Amazon delivery driver in Bangalore, India

AMAZON/Last Mile

Senior UX Designer; 2016 - 2018

Worldwide scope, hyperlocal delivery. I was the user experience lead for the international expansion of Last Mile, meaning I worked to understand the reality of getting a package from Amazon's facilities to a customer's doorstep, whether that's New Delhi, India or Northleach with Eastington in Gloucestershire, UK and designed experiences accordingly.

This makes for a great challenge! I used design thinking and principles to uphold Amazon delivery standards the world over, and helped thousands of drivers every day perform the complex, stressful, and time-sensitive nature of on-time delivery. 

Driver app
I worked on the Rabbit app, which has a worldwide code base serving a myriad of users, many of whom are not Amazon employees or contractors and need to be up to speed and on target from Day One. 

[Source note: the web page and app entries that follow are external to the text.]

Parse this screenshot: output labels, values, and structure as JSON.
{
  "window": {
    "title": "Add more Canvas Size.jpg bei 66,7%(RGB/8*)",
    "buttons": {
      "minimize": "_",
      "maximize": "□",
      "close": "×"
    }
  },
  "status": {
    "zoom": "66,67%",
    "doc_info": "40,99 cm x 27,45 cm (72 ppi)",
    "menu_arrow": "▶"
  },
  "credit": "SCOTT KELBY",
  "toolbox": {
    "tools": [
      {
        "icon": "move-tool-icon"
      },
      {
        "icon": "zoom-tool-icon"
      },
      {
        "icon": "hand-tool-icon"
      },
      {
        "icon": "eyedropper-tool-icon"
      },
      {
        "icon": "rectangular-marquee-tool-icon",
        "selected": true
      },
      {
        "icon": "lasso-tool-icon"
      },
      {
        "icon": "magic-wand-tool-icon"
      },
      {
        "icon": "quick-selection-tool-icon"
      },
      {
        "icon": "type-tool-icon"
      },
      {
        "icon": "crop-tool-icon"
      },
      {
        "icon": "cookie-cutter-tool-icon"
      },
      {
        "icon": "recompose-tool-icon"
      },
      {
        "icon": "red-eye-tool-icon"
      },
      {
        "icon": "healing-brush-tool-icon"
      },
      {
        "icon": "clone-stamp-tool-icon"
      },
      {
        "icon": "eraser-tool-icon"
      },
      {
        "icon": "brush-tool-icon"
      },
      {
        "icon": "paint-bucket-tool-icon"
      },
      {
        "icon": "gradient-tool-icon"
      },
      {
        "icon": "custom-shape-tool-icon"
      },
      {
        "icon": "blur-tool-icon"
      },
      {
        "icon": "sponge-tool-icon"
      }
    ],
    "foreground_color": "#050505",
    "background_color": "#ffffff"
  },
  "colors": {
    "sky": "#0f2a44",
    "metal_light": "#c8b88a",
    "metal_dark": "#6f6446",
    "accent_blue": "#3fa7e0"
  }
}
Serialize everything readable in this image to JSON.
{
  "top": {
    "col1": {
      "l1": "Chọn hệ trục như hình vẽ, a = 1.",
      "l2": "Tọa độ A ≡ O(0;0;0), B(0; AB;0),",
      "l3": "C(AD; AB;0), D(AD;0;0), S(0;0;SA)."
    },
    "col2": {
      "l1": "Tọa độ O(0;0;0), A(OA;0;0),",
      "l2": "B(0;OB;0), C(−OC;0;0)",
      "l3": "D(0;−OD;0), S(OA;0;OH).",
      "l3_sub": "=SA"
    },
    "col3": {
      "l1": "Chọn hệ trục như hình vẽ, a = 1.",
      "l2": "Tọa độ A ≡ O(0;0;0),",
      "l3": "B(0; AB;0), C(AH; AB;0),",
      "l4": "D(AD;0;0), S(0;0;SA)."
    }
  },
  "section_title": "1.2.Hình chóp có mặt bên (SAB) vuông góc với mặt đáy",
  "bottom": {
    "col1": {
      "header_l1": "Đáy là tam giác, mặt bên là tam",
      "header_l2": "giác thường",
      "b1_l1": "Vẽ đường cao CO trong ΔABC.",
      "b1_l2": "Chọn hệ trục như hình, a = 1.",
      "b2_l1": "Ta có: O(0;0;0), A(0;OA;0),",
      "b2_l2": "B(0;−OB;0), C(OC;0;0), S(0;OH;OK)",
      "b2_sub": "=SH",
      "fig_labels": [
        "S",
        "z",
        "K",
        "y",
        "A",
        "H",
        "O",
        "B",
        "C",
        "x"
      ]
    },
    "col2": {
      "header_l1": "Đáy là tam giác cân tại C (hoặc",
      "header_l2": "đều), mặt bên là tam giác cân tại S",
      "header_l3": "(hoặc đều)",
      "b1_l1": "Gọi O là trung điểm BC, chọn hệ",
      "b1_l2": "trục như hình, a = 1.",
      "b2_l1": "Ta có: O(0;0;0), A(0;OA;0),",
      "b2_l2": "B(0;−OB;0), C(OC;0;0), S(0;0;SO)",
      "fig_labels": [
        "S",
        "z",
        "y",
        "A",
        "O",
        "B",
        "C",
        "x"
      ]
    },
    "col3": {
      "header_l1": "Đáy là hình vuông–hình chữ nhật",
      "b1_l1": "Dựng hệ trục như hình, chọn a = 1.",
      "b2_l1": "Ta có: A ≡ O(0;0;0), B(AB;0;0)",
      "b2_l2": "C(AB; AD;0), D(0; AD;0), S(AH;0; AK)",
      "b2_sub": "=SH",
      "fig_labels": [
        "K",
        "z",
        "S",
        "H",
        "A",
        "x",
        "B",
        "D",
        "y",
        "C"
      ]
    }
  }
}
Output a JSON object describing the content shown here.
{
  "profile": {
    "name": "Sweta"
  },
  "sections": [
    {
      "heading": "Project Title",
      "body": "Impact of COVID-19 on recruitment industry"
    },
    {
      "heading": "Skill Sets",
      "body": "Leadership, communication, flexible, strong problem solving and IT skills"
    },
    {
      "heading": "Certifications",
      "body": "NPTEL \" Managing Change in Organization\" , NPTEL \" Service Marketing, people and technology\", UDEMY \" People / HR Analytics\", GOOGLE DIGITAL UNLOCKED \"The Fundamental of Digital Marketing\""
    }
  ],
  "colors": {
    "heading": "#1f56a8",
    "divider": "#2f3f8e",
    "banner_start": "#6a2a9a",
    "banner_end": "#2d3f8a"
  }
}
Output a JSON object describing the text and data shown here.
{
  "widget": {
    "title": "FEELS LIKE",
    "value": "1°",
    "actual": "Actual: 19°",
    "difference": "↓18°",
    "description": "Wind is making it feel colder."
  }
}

Each locality has its own peculiarities that need to be taken into account when crafting the mobile app and delivery station design experience that helps millions of deliveries, to the hour.

In the UK, most delivery drivers are from many other places and languages: Romanian, Bulgarian, Ukrainian, Punjabi, Brazilian Portuguese, and others. In Germany, most drivers are Syrian or Turkish. And India, which has around 1600 languages and 22 officially recognized languages, has no standardized addresses and no one knows their PIN (postal) code. 

Station visits
I immersed myself in the complex processes by working with drivers, dispatchers, station personnel, and customers, and find the commonalities. More importantly, I strove to create a system that was robust and flexible enough to accommodate the differences between geospatial arrangements, urban and rural geographies, and (most fun of all) cultural differences. 

Making sense of chaos
I didn’t do much UI work as the app was already built. I did work to change the internal thinking from Seattle-centric to global, which took a lot of education and stakeholder cross-review. I worked closely with Delhi and London as their onsite advocate. I had many whiteboard sessions, executive reviews, and product management calibration sessions. I worked closely with our user research team to capture all of the local realities and manual station tools and translate that into a truly transnational experience.

Including people
My favorite thing to say in meetings was “You’re forgetting people again!” Amazon has a bias towards metrics and it was crucial that stakeholders and senior management understand at a personal and visceral level that humans and the physical world efficiencies and experience were the keystone to a successful delivery machine. After all, our station personnel are customers too.